▶ Your objective: How many lines in the data below include the word "JSON"? Respond with the number, nothing more.

━━ Provided material ━━

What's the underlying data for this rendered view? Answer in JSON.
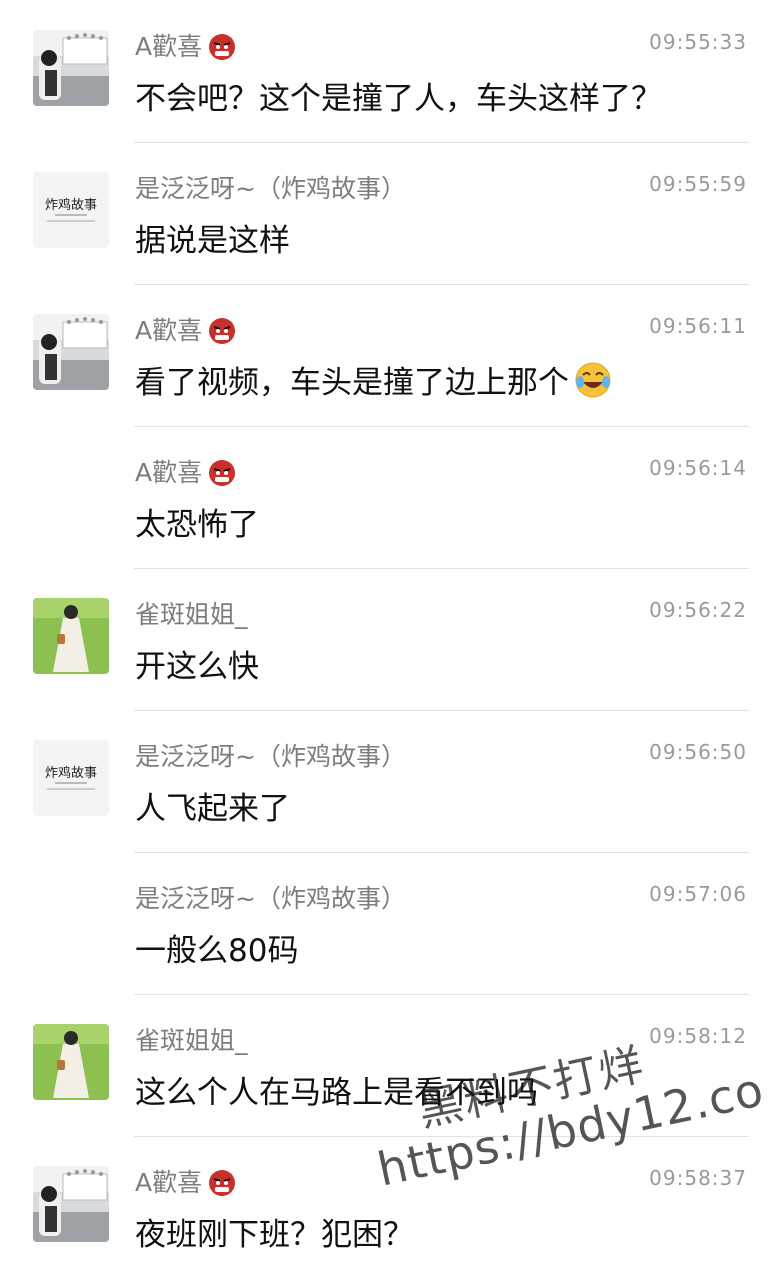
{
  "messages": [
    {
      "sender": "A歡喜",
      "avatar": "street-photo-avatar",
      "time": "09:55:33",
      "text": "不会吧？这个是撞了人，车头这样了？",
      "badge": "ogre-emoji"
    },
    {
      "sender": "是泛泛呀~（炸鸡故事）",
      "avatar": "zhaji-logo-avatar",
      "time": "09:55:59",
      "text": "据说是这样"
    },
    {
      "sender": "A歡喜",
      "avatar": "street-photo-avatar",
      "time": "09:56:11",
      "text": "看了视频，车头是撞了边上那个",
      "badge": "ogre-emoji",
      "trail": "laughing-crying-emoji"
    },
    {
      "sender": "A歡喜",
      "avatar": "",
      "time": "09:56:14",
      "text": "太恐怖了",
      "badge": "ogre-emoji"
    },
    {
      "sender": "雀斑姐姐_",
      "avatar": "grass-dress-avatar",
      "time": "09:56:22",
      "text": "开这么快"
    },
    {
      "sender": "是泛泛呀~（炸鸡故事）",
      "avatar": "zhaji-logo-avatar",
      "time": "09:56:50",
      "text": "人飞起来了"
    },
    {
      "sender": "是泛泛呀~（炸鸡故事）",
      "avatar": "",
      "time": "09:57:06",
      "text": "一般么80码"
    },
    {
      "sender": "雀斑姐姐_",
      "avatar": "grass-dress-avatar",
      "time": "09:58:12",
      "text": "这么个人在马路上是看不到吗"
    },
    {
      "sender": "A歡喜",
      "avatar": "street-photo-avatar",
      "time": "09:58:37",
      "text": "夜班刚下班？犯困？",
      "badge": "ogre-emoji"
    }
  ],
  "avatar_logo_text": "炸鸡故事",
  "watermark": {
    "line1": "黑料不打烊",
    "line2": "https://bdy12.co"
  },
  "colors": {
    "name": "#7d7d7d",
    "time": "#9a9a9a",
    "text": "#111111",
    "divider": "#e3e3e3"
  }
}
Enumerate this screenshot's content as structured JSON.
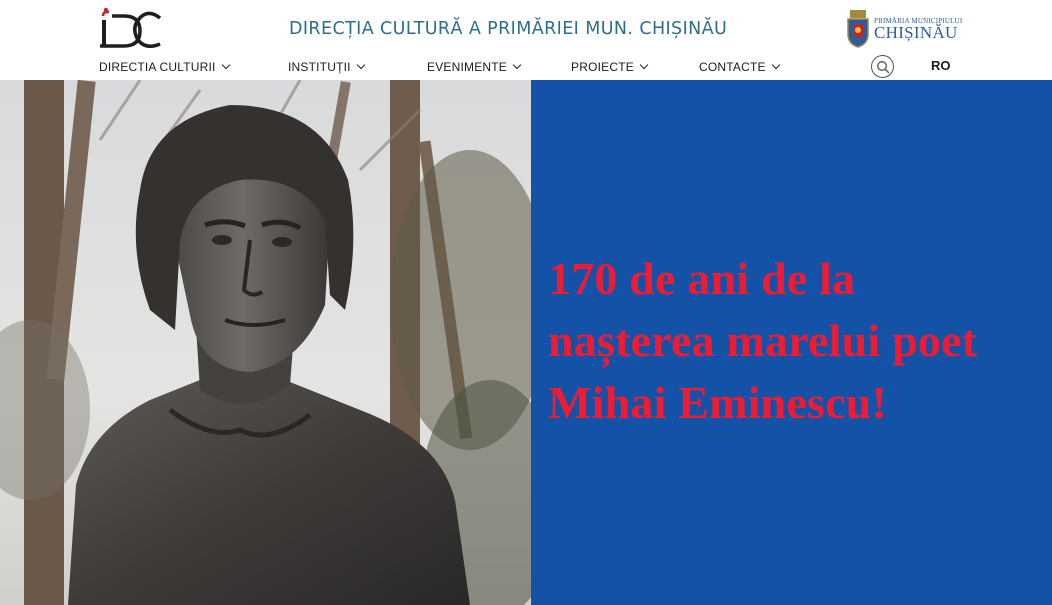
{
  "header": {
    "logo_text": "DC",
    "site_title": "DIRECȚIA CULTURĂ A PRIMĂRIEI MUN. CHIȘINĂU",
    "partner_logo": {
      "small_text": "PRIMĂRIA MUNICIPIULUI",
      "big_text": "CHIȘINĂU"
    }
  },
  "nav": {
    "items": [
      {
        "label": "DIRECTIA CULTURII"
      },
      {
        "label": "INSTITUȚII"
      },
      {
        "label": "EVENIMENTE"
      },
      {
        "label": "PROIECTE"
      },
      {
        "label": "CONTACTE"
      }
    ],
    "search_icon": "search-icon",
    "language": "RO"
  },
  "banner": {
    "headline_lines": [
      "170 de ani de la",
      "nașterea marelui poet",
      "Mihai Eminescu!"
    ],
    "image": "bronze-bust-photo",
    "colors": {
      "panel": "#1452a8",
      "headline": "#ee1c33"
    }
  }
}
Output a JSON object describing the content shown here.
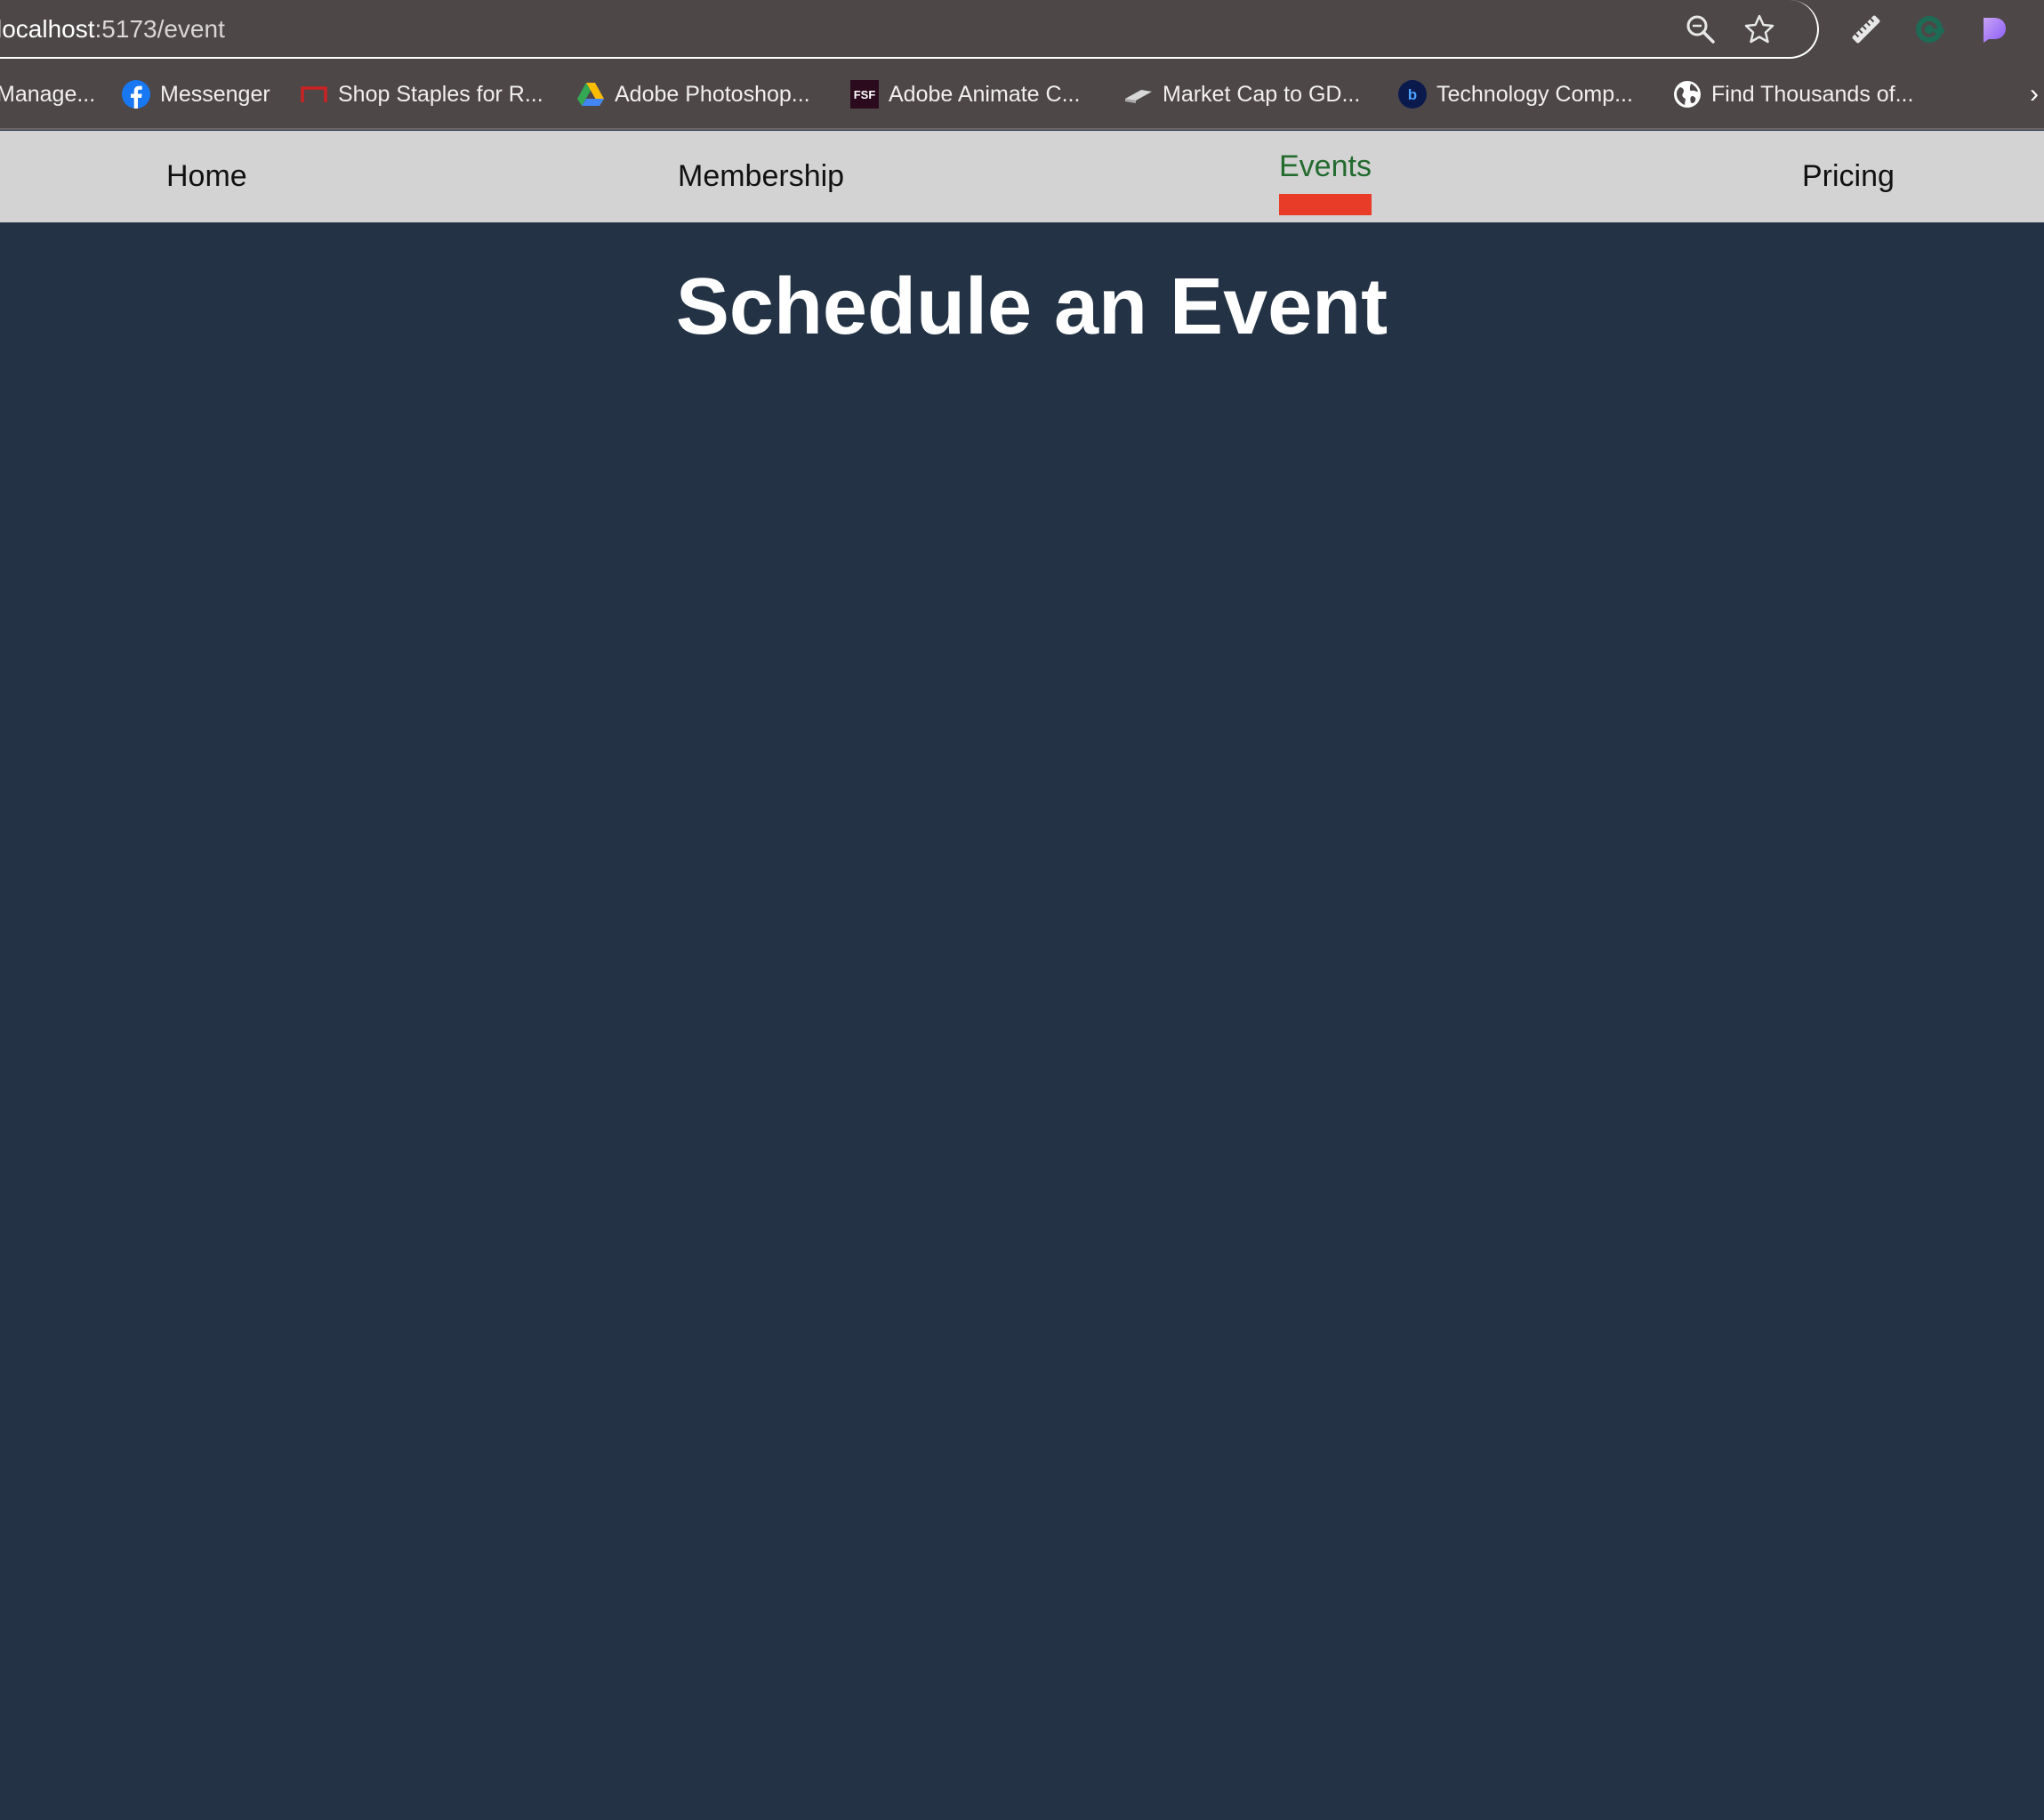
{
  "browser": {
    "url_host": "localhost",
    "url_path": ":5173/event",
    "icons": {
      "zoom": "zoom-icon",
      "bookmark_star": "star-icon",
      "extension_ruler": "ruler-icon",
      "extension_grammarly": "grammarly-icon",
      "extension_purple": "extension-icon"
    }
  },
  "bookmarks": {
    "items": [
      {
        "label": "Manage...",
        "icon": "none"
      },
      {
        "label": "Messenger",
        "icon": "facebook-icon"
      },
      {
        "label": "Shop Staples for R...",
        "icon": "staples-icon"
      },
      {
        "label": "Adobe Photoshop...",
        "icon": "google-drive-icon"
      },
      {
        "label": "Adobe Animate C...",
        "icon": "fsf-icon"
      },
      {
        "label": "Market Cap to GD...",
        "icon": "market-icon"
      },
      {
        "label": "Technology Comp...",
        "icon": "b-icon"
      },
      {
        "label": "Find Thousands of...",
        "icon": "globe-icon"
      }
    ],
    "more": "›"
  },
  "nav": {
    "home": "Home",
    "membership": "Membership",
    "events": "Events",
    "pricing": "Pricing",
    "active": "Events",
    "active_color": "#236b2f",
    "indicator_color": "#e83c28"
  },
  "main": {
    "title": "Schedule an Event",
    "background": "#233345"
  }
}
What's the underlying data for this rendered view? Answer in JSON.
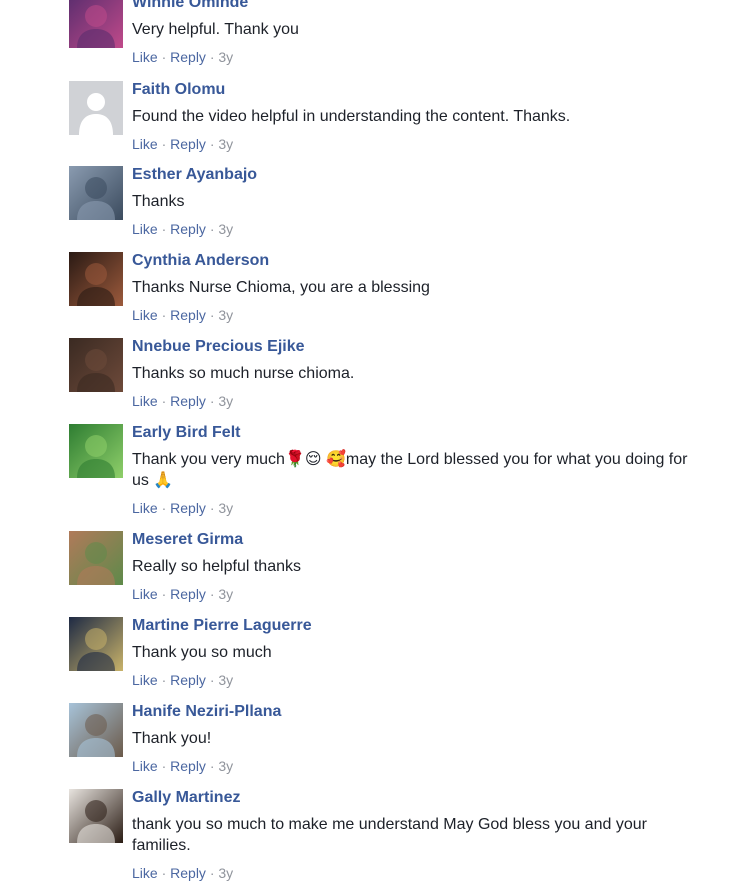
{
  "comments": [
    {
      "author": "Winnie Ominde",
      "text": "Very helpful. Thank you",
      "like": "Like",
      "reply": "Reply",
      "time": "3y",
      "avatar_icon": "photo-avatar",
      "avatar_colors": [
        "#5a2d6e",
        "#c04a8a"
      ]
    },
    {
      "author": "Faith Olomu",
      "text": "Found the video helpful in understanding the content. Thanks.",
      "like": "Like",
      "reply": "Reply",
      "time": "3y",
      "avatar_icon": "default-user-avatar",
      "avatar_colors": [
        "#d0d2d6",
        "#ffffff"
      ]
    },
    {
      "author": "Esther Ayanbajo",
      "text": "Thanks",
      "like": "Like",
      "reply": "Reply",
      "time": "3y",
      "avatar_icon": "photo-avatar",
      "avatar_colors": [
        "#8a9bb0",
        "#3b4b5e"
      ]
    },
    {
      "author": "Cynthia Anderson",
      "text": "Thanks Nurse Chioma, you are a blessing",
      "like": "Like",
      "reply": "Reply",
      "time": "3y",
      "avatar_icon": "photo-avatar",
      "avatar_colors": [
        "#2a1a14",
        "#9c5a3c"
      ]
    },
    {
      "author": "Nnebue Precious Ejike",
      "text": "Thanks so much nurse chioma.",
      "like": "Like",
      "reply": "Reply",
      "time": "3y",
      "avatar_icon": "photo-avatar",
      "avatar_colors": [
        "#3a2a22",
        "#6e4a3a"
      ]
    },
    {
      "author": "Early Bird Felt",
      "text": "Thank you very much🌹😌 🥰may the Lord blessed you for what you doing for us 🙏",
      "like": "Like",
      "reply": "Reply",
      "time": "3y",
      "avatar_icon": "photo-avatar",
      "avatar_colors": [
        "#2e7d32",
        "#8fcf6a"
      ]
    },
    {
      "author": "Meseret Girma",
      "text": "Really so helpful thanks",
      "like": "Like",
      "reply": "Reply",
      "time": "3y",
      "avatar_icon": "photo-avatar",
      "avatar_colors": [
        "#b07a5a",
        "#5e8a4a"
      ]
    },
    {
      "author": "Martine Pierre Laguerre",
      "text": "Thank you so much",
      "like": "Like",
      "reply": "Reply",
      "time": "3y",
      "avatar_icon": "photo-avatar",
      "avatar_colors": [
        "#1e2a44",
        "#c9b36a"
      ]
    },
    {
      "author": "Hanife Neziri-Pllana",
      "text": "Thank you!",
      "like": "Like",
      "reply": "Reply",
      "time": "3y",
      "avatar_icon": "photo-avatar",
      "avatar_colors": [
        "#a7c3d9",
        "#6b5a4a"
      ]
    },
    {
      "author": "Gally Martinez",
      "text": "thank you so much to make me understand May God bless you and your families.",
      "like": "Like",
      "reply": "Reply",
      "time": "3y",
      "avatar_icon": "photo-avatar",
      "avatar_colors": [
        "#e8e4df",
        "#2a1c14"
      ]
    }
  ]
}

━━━

▶ Task result: 4